* **WHAT YOU NEED TO DO**
Leaving out the images, return the data below exactly as it is written.

* **TASK MATERIAL**

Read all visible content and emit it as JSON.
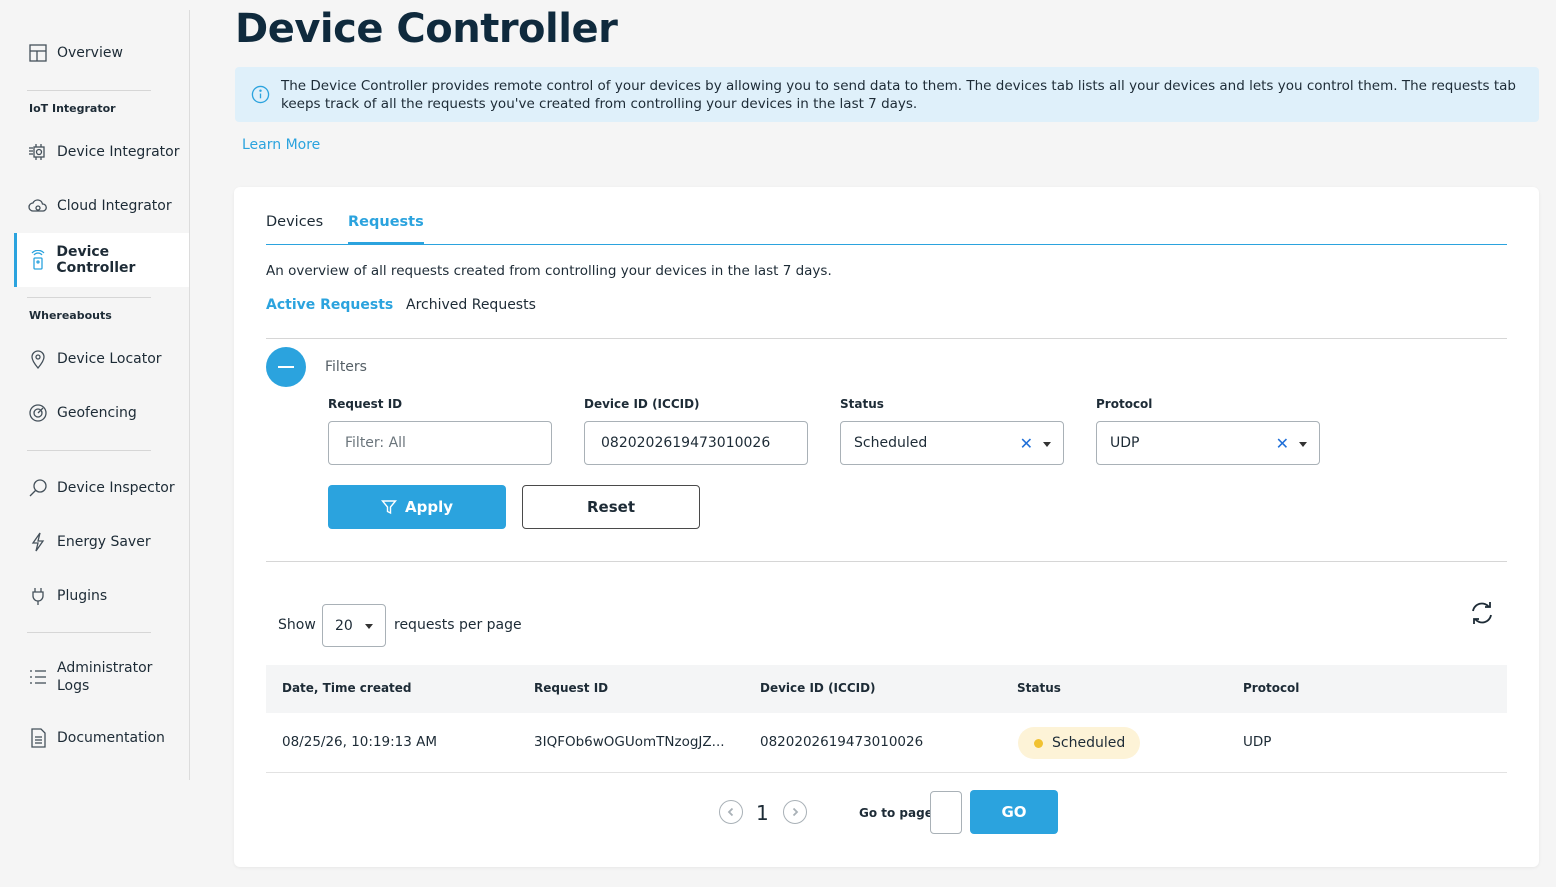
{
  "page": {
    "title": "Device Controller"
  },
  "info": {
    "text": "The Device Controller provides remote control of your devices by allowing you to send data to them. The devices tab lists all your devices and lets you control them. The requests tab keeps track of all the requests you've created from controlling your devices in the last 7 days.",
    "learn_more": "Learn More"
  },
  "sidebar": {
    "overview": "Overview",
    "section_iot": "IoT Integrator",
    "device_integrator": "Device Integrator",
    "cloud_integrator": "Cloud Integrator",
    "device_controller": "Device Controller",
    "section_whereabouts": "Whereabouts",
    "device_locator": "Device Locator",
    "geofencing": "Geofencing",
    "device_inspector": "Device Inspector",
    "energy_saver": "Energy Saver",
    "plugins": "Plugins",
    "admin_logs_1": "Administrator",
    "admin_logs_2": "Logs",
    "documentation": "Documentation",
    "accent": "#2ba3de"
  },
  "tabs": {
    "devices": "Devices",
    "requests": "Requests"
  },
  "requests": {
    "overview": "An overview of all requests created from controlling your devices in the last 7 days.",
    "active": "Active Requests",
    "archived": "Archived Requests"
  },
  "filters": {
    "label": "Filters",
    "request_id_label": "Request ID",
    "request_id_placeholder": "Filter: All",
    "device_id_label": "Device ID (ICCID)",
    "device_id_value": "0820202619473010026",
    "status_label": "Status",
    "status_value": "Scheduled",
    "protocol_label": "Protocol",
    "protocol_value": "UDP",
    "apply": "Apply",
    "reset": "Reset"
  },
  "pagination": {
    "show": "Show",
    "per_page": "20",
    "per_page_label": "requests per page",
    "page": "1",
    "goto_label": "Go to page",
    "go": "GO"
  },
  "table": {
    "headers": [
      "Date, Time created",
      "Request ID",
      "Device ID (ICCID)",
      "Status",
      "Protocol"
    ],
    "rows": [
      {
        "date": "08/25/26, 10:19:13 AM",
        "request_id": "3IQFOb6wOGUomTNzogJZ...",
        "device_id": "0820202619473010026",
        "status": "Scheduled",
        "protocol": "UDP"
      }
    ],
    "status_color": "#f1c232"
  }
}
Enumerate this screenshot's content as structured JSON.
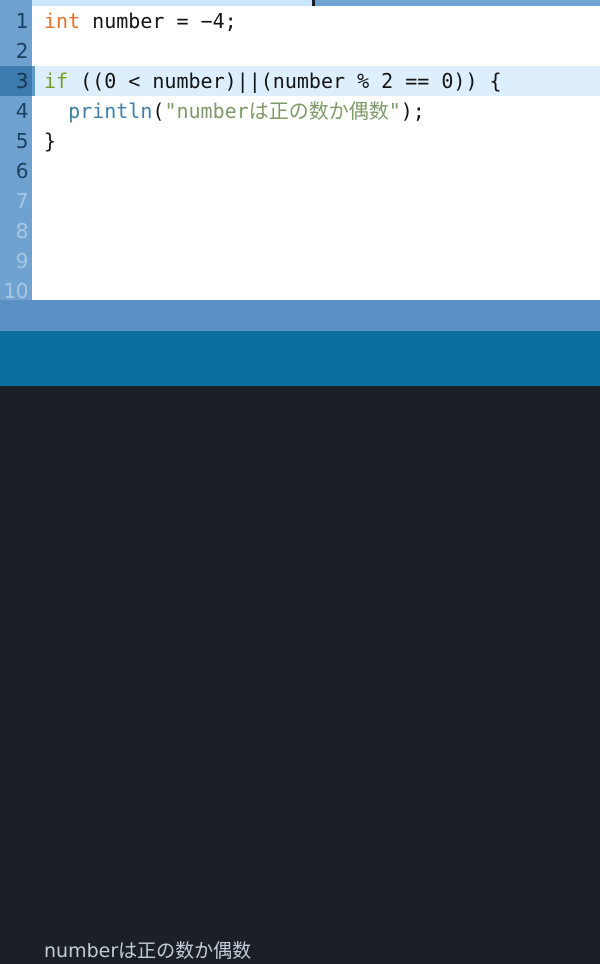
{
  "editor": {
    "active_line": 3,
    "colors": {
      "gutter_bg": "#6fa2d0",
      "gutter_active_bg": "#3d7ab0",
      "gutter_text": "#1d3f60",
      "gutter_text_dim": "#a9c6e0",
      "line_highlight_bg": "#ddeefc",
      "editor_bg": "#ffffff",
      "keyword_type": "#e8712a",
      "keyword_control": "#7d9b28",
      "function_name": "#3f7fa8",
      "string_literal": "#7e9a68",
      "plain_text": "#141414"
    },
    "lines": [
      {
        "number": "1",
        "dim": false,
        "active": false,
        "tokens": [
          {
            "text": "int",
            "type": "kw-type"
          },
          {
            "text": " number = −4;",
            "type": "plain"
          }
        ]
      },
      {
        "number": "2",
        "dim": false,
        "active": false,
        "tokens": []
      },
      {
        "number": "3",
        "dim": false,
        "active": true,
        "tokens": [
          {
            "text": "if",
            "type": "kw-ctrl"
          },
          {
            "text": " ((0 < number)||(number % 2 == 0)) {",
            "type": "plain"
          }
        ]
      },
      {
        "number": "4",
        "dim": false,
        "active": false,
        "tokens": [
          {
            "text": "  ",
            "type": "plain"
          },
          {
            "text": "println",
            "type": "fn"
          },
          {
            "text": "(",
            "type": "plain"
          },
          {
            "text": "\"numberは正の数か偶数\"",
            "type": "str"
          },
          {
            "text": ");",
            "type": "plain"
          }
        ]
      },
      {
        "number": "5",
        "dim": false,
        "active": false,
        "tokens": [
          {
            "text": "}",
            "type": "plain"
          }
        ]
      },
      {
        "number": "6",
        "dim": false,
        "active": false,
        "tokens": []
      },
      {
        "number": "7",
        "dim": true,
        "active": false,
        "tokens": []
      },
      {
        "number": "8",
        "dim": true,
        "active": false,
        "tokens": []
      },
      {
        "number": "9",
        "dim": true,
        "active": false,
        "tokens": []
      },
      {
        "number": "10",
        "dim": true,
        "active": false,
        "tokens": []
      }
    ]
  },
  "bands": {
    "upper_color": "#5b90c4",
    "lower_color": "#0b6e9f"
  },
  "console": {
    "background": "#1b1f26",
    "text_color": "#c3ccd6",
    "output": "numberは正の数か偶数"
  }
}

* **ANSWER SPACE**
Read all visible content and emit it as JSON.
{
  "page": {
    "title": "Device Controller"
  },
  "info": {
    "text": "The Device Controller provides remote control of your devices by allowing you to send data to them. The devices tab lists all your devices and lets you control them. The requests tab keeps track of all the requests you've created from controlling your devices in the last 7 days.",
    "learn_more": "Learn More"
  },
  "sidebar": {
    "overview": "Overview",
    "section_iot": "IoT Integrator",
    "device_integrator": "Device Integrator",
    "cloud_integrator": "Cloud Integrator",
    "device_controller": "Device Controller",
    "section_whereabouts": "Whereabouts",
    "device_locator": "Device Locator",
    "geofencing": "Geofencing",
    "device_inspector": "Device Inspector",
    "energy_saver": "Energy Saver",
    "plugins": "Plugins",
    "admin_logs_1": "Administrator",
    "admin_logs_2": "Logs",
    "documentation": "Documentation",
    "accent": "#2ba3de"
  },
  "tabs": {
    "devices": "Devices",
    "requests": "Requests"
  },
  "requests": {
    "overview": "An overview of all requests created from controlling your devices in the last 7 days.",
    "active": "Active Requests",
    "archived": "Archived Requests"
  },
  "filters": {
    "label": "Filters",
    "request_id_label": "Request ID",
    "request_id_placeholder": "Filter: All",
    "device_id_label": "Device ID (ICCID)",
    "device_id_value": "0820202619473010026",
    "status_label": "Status",
    "status_value": "Scheduled",
    "protocol_label": "Protocol",
    "protocol_value": "UDP",
    "apply": "Apply",
    "reset": "Reset"
  },
  "pagination": {
    "show": "Show",
    "per_page": "20",
    "per_page_label": "requests per page",
    "page": "1",
    "goto_label": "Go to page",
    "go": "GO"
  },
  "table": {
    "headers": [
      "Date, Time created",
      "Request ID",
      "Device ID (ICCID)",
      "Status",
      "Protocol"
    ],
    "rows": [
      {
        "date": "08/25/26, 10:19:13 AM",
        "request_id": "3IQFOb6wOGUomTNzogJZ...",
        "device_id": "0820202619473010026",
        "status": "Scheduled",
        "protocol": "UDP"
      }
    ],
    "status_color": "#f1c232"
  }
}
Enumerate this screenshot's content as structured JSON.
{
  "editor": {
    "active_line": 3,
    "colors": {
      "gutter_bg": "#6fa2d0",
      "gutter_active_bg": "#3d7ab0",
      "gutter_text": "#1d3f60",
      "gutter_text_dim": "#a9c6e0",
      "line_highlight_bg": "#ddeefc",
      "editor_bg": "#ffffff",
      "keyword_type": "#e8712a",
      "keyword_control": "#7d9b28",
      "function_name": "#3f7fa8",
      "string_literal": "#7e9a68",
      "plain_text": "#141414"
    },
    "lines": [
      {
        "number": "1",
        "dim": false,
        "active": false,
        "tokens": [
          {
            "text": "int",
            "type": "kw-type"
          },
          {
            "text": " number = −4;",
            "type": "plain"
          }
        ]
      },
      {
        "number": "2",
        "dim": false,
        "active": false,
        "tokens": []
      },
      {
        "number": "3",
        "dim": false,
        "active": true,
        "tokens": [
          {
            "text": "if",
            "type": "kw-ctrl"
          },
          {
            "text": " ((0 < number)||(number % 2 == 0)) {",
            "type": "plain"
          }
        ]
      },
      {
        "number": "4",
        "dim": false,
        "active": false,
        "tokens": [
          {
            "text": "  ",
            "type": "plain"
          },
          {
            "text": "println",
            "type": "fn"
          },
          {
            "text": "(",
            "type": "plain"
          },
          {
            "text": "\"numberは正の数か偶数\"",
            "type": "str"
          },
          {
            "text": ");",
            "type": "plain"
          }
        ]
      },
      {
        "number": "5",
        "dim": false,
        "active": false,
        "tokens": [
          {
            "text": "}",
            "type": "plain"
          }
        ]
      },
      {
        "number": "6",
        "dim": false,
        "active": false,
        "tokens": []
      },
      {
        "number": "7",
        "dim": true,
        "active": false,
        "tokens": []
      },
      {
        "number": "8",
        "dim": true,
        "active": false,
        "tokens": []
      },
      {
        "number": "9",
        "dim": true,
        "active": false,
        "tokens": []
      },
      {
        "number": "10",
        "dim": true,
        "active": false,
        "tokens": []
      }
    ]
  },
  "bands": {
    "upper_color": "#5b90c4",
    "lower_color": "#0b6e9f"
  },
  "console": {
    "background": "#1b1f26",
    "text_color": "#c3ccd6",
    "output": "numberは正の数か偶数"
  }
}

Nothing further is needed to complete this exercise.